"Up and down and sideways" across Texas, Owens traveled. His goal: to learn for himself what the diverse peoples of the state "believed in, yearned for, laughed at, fought over, as revealed in story and song." Tell me a story, sing me a song brings together both the songs he gathered--many accompanied by music--and Owens' warm reminiscences of his travels in the Texas of the Thirties and early Forties.
Wide-ranging perspectives on the bluegrass music legend
Determined to play the mandolin in a way it had never been played before, Bill Monroe distinguished himself in the mid-1930s with the Monroe Brothers, then began forming his own band, the Blue Grass Boys, in 1938. By the mid-1940s other bands had begun copying his sound, and a new style, bluegrass music, was born. While country music moved toward electrification, Monroe maintained his acoustic ensemble and developed his "high, lonesome sound," performing nearly up to his death in 1996.
Lively, heartfelt, and informative, The Bill Monroe Reader is a fitting tribute to the man and the musician who transformed the traditional music of western Kentucky into an international sensation. In this eclectic and richly illustrated reader, former Blue Grass Boy Tom Ewing gathers the most significant and illuminating of the many articles that have been written about Monroe. Through the writings of nearly sixty observers, interviewers, admirers, folklorists, and other scholars, along with Ewing's own astute commentary, The Bill Monroe Reader offers a multifaceted view of one of the most influential musicians of the twentieth century.
How do you survive leaving everything you know to try to reconstruct your life and future in a new way? What do you carry with you on your journey to the new place? Migration looms large as a theme in twentieth-century African American life. Bernice Johnson Reagon uses this theme as a centering structure for four essays that examine different genres of African American sacred music as they manifested themselves throughout the twentieth century and within her own life. The first essay examines the evolution of gospel music by looking at the work of Charles Albert Tindley, Thomas Andrew Dorsey, Reverend Smallwood Williams, Roberta Martin, Pearl William Jones, and Richard Smallwood. In the next essay Reagon relates the story of Deacon William Reardon and the prayer bands that carried the tradition of South Carolina spirituals through the twentieth century in the communities of Washington DC, and Baltimore. The concert spiritual tradition is the subject of the third essay, and the final essay explores how stories about African American women of the nineteenth century became a source of strength for Reagon in her development as an African American woman, singer, fighter, and scholar.
Selected for contests and adjudications around the country, this incredible volume includes 11 favorite folk songs expertly crafted for solo voice and piano.
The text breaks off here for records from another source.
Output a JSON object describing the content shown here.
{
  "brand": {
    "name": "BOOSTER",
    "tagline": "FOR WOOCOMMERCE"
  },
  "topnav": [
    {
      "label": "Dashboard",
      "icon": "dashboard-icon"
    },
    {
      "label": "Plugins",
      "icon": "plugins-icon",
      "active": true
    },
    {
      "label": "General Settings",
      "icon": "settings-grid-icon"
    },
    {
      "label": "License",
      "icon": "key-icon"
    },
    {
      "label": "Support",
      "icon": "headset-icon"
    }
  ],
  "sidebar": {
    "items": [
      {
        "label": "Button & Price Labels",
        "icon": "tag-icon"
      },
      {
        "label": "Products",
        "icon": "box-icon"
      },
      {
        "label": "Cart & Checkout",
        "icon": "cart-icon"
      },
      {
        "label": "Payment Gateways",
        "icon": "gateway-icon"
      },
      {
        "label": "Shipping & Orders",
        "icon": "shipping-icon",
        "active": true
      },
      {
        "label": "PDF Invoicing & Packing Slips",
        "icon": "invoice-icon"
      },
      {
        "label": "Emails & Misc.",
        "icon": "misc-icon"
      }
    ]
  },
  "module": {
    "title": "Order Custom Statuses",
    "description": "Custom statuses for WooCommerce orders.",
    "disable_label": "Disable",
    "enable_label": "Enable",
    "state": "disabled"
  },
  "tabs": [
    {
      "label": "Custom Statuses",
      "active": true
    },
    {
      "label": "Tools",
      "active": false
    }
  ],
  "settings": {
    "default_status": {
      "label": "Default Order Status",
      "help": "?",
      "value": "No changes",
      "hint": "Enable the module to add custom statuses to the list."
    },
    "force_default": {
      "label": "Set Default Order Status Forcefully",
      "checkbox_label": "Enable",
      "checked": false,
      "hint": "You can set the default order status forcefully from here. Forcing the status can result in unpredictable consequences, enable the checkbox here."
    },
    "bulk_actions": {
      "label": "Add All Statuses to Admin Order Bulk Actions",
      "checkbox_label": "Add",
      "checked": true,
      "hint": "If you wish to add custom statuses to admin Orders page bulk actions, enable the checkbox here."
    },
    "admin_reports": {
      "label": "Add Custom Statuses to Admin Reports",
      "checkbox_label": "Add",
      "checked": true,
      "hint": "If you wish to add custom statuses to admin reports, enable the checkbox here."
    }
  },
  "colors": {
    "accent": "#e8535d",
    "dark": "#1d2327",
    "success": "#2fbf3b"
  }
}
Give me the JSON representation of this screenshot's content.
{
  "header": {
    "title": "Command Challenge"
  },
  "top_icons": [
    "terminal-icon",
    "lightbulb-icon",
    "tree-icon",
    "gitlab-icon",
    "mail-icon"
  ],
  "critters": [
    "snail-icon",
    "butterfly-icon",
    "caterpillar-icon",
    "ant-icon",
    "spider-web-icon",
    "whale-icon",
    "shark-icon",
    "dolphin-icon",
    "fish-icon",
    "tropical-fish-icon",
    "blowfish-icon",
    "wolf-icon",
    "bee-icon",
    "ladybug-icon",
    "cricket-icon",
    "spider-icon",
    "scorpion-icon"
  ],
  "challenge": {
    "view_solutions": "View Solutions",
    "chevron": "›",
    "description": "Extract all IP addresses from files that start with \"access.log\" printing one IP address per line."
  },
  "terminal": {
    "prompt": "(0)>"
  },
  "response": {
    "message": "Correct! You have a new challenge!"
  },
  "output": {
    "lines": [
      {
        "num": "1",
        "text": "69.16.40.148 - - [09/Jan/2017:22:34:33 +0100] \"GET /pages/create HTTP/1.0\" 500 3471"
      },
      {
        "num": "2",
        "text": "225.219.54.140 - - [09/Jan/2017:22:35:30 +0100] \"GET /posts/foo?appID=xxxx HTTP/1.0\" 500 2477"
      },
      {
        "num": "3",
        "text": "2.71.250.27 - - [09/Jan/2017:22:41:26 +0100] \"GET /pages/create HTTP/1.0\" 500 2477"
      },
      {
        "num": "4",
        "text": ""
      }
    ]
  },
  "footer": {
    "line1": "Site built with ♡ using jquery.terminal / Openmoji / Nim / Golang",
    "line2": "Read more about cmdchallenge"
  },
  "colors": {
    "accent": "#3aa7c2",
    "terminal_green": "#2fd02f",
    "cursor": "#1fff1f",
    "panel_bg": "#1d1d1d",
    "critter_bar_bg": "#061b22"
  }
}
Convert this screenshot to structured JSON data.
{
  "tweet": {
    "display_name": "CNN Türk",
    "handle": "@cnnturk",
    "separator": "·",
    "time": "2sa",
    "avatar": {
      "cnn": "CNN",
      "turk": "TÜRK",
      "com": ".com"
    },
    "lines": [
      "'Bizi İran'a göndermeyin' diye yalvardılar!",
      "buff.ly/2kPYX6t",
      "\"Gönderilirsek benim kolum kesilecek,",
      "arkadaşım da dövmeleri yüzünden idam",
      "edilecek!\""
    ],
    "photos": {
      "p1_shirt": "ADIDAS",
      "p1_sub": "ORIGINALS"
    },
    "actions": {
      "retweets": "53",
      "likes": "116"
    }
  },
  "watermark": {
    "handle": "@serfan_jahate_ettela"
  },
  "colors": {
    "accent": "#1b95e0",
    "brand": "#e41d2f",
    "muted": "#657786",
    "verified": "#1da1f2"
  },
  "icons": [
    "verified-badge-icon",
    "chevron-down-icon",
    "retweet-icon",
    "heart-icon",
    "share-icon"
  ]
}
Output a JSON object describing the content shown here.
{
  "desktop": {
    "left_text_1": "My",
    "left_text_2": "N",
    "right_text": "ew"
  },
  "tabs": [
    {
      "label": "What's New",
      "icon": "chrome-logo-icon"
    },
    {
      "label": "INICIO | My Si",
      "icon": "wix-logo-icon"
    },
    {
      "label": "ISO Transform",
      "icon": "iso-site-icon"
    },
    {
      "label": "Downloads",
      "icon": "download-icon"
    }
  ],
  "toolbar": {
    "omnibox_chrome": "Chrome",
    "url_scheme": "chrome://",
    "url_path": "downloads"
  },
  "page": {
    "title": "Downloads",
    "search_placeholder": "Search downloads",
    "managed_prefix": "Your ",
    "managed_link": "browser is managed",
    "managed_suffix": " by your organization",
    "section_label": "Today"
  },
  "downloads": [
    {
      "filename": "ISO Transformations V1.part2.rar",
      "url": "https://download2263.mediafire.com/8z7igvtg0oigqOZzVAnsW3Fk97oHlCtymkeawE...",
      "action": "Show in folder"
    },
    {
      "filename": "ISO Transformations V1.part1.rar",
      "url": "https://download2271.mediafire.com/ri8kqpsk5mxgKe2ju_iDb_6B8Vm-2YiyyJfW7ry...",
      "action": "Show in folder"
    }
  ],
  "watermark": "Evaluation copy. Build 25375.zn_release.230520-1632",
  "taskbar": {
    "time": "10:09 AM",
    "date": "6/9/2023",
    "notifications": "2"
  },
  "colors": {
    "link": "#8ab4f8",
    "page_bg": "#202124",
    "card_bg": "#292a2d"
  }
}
Arranged by Alfred Music's finest writers, such as Philip Kern, Jay Althouse, Don Besig, Ruth Elaine Schram, and Carl Strommen. Titles: Amazing Grace * Danny Boy * 'Liza Jane * Greensleeves * Farewell, Lad (Ad u, Donzellet) * To the Sky * Scarborough Fair * She's Like the Swallow * Angels Through the Night (All Through the Night/All Night, All Day) * Homeward Bound * 'Cross the Wide Missouri. This title is available in SmartMusic.